Type 9: The Mediator: Your co-workers see you as not taking full ownership for your opinion or position on things. When things go wrong it is easy to blame if you haven’t been clear on where you stand. While your gift for finding consensus and for being flexible can be invaluable, it can lead to lack of awareness for the “skin” you need to have in the game.
Notice how you replace your own priorities by merging with many points of view. Shift this habit by stating one clear opinion a day for starters.
Type 8: The Protector: Your co-workers see you as accusatory and intimidating when things go wrong. They also see you as inflating your value and your belief you’re right and they’re wrong. Being blamed shuts down candid conversation and effective problem solving. Although you may be a strong leader, your tone of voice, your line of questioning and your body language convey an angry and blaming message.
Notice your big energy. Notice how you may be guarding softer feelings by becoming excessive. Also pay attention to a tendency to over inflate yourself. using your anger to defend yourself. Shift this habit by speaking not just from your gut but from your heart which allows for more warmth and softness and from your head where you can listen to multiple truths.
Simple PAUSE Practices for all 3 Body Types:
Head Practice: Notice when your attention is going toward blaming a person or situation for your feelings of anger and frustration.
Ask yourself: What is my personal responsibility here? How is my anger protecting me in this relationship or situation? Can I become curious about other perspectives on the situation?
Heart Practice: Notice when anger and blaming occurs. Sometimes it is an appropriate response to a mistake or wrongdoing, but often it serves a protective function of keeping us unaware of other feelings. Pause and see if any other feelings come up. Treat these other feeling kindly and resist the temptation to begin self blame and negative self talk as a way to push away soft feeling like shame, sadness, or disappointment.
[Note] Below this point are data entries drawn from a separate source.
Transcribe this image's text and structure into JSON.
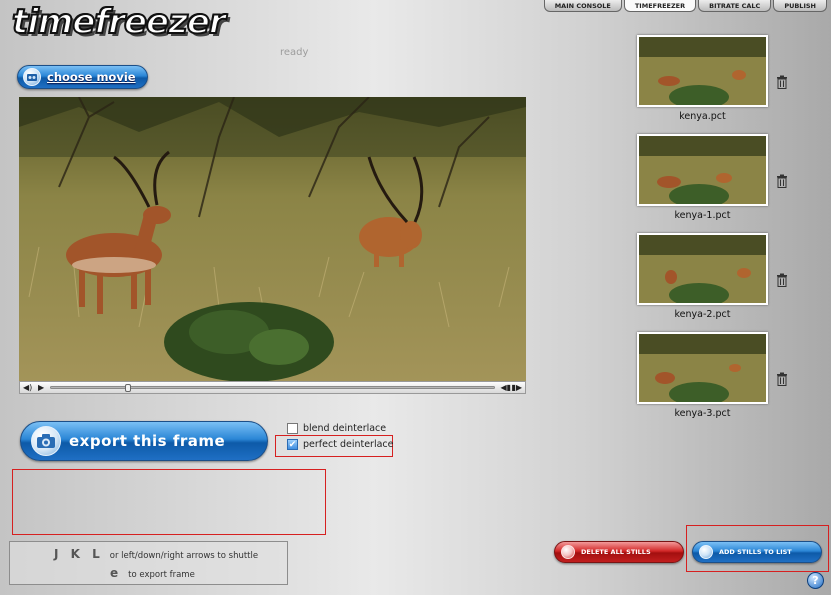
{
  "app": {
    "logo_text": "timefreezer",
    "status": "ready"
  },
  "tabs": [
    {
      "label": "MAIN CONSOLE",
      "active": false
    },
    {
      "label": "TIMEFREEZER",
      "active": true
    },
    {
      "label": "BITRATE CALC",
      "active": false
    },
    {
      "label": "PUBLISH",
      "active": false
    }
  ],
  "toolbar": {
    "choose_movie": "choose movie",
    "export_frame": "export this frame"
  },
  "options": {
    "blend": {
      "label": "blend deinterlace",
      "checked": false
    },
    "perfect": {
      "label": "perfect deinterlace",
      "checked": true
    }
  },
  "shortcuts": {
    "line1_keys": "J K L",
    "line1_desc": "or left/down/right arrows to shuttle",
    "line2_key": "e",
    "line2_desc": "to export frame"
  },
  "stills": [
    {
      "name": "kenya.pct"
    },
    {
      "name": "kenya-1.pct"
    },
    {
      "name": "kenya-2.pct"
    },
    {
      "name": "kenya-3.pct"
    }
  ],
  "actions": {
    "delete_all": "DELETE ALL STILLS",
    "add_stills": "ADD STILLS TO LIST",
    "help": "?"
  },
  "colors": {
    "blue_button": "#1f6fc4",
    "red_button": "#c21e1e",
    "highlight_border": "#d62020"
  }
}
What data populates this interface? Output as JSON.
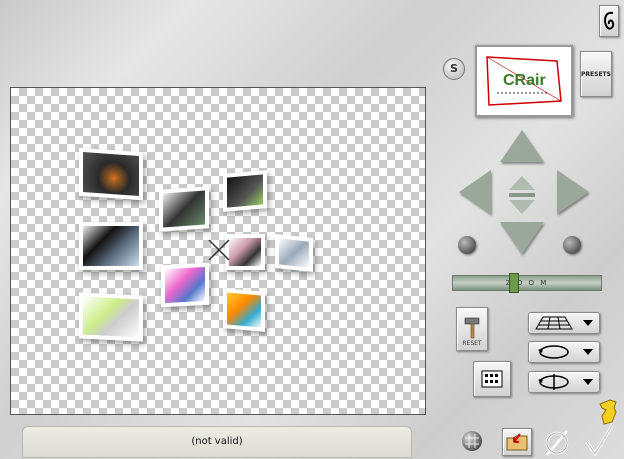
{
  "status_text": "(not valid)",
  "reset_label": "RESET",
  "presets_label": "PRESETS",
  "s_label": "S",
  "preview_logo": "CRair",
  "zoom_label": "Z O O M",
  "colors": {
    "nav_arrow": "#9aa89a",
    "status_bg": "#e4e4da",
    "checker": "#cbcbcb"
  },
  "icons": {
    "top_right": "signature-icon",
    "s_button": "s-circle-icon",
    "reset": "hammer-icon",
    "perspective": "grid-plane-icon",
    "rotate_h": "rotate-horizontal-icon",
    "rotate_v": "rotate-vertical-icon",
    "layout": "layout-grid-icon",
    "grid_toggle": "grid-ball-icon",
    "open": "folder-open-icon",
    "cancel": "cancel-slash-icon",
    "ok": "checkmark-icon",
    "help": "pointing-hand-icon"
  }
}
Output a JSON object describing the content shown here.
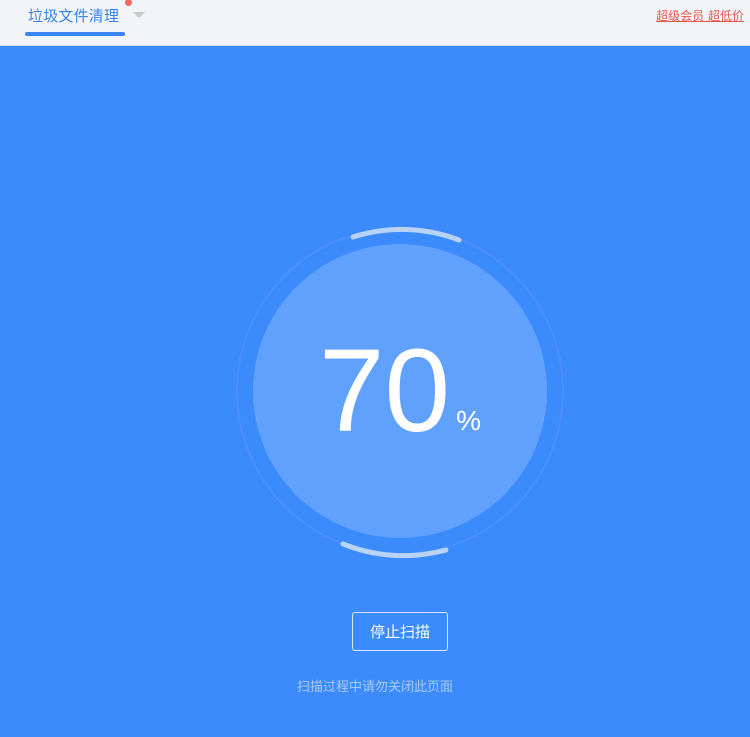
{
  "header": {
    "tab_label": "垃圾文件清理",
    "promo_label": "超级会员 超低价"
  },
  "scan": {
    "progress_value": "70",
    "progress_unit": "%",
    "progress_fraction": 0.7,
    "stop_button_label": "停止扫描",
    "hint_text": "扫描过程中请勿关闭此页面"
  },
  "colors": {
    "background": "#3b8bfd",
    "accent": "#3a84f0",
    "inner_circle": "#60a1fe",
    "promo": "#e8574e"
  },
  "icons": {
    "tab_dropdown": "chevron-down-icon",
    "tab_notification": "red-dot-badge"
  }
}
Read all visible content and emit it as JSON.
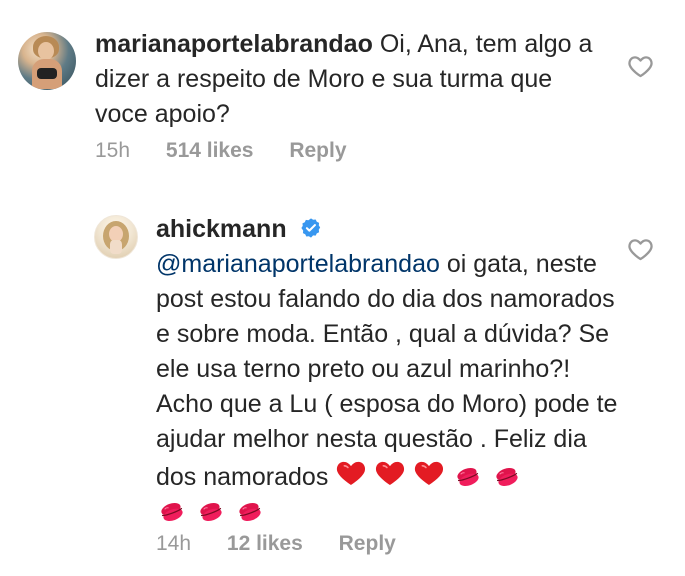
{
  "comment1": {
    "username": "marianaportelabrandao",
    "text": "Oi, Ana, tem algo a dizer a respeito de Moro e sua turma que voce apoio?",
    "time": "15h",
    "likes": "514 likes",
    "reply": "Reply"
  },
  "comment2": {
    "username": "ahickmann",
    "mention": "@marianaportelabrandao",
    "text": "oi gata, neste post estou falando do dia dos namorados e sobre moda. Então , qual a dúvida? Se ele usa terno preto ou azul marinho?! Acho que a Lu ( esposa do Moro) pode te ajudar melhor nesta questão . Feliz dia dos namorados",
    "emojis": [
      "heart",
      "heart",
      "heart",
      "kiss",
      "kiss",
      "kiss",
      "kiss",
      "kiss"
    ],
    "time": "14h",
    "likes": "12 likes",
    "reply": "Reply"
  },
  "icons": {
    "heart_outline": "heart-outline-icon",
    "verified_badge": "verified-badge-icon"
  },
  "colors": {
    "text_primary": "#262626",
    "text_secondary": "#999999",
    "mention": "#003569",
    "verified": "#3897f0"
  }
}
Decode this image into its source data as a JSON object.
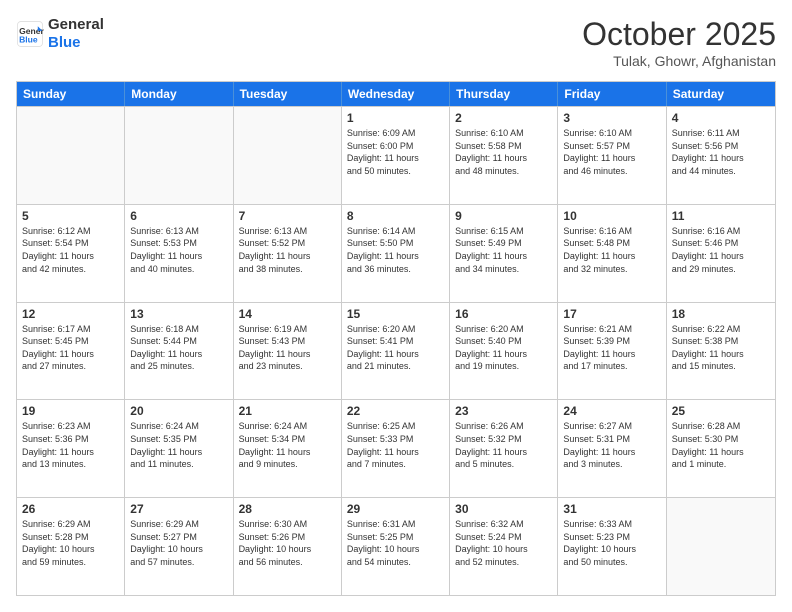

Ask others: Once you have grounded yourself (below) and have identified the feelings that go along with your anger, own your own power and have a direct conversation with the person rather than talking about them to someone else. Blaming conversations create toxic environments so clear the air. Ask others how the situation affected them. Experiment with sharing some of your softer reactions to the situation with others and notice if it improves the situation or relationship.
Body Practice: When you start behaving in ways that indicate that you are angry, frustrated or resentful, do something physical. Take a walk or workout if possible.
If you are a One, a walk in nature or around the block will put you back in touch with physical sensations and feelings. Gently inhale and feel the sensation of the breath. Imagine you are spready energy into the cells of your body.
If you are an Eight, it can release pent up and rising anger or it may re-energize you from deep frustration. Breathe deeply into the diaphragm and relax and let go on the exhalation. Don’t power up into your chest as this armors you from feeling. (Think Gaston from Beauty and the Beast).
For Nines, physical activity is helpful as long as you check in with yourself every 10 minutes and ask, “Am I still paying attention to what triggered my anger?” and “What am I thinking and feeling about it right now?” You are different from the One and the Eight because belly breathing relaxes you. As a Nine, this actually feeds your pattern. Rather, breathe into your heart and feel sensations. Feel your life force energy.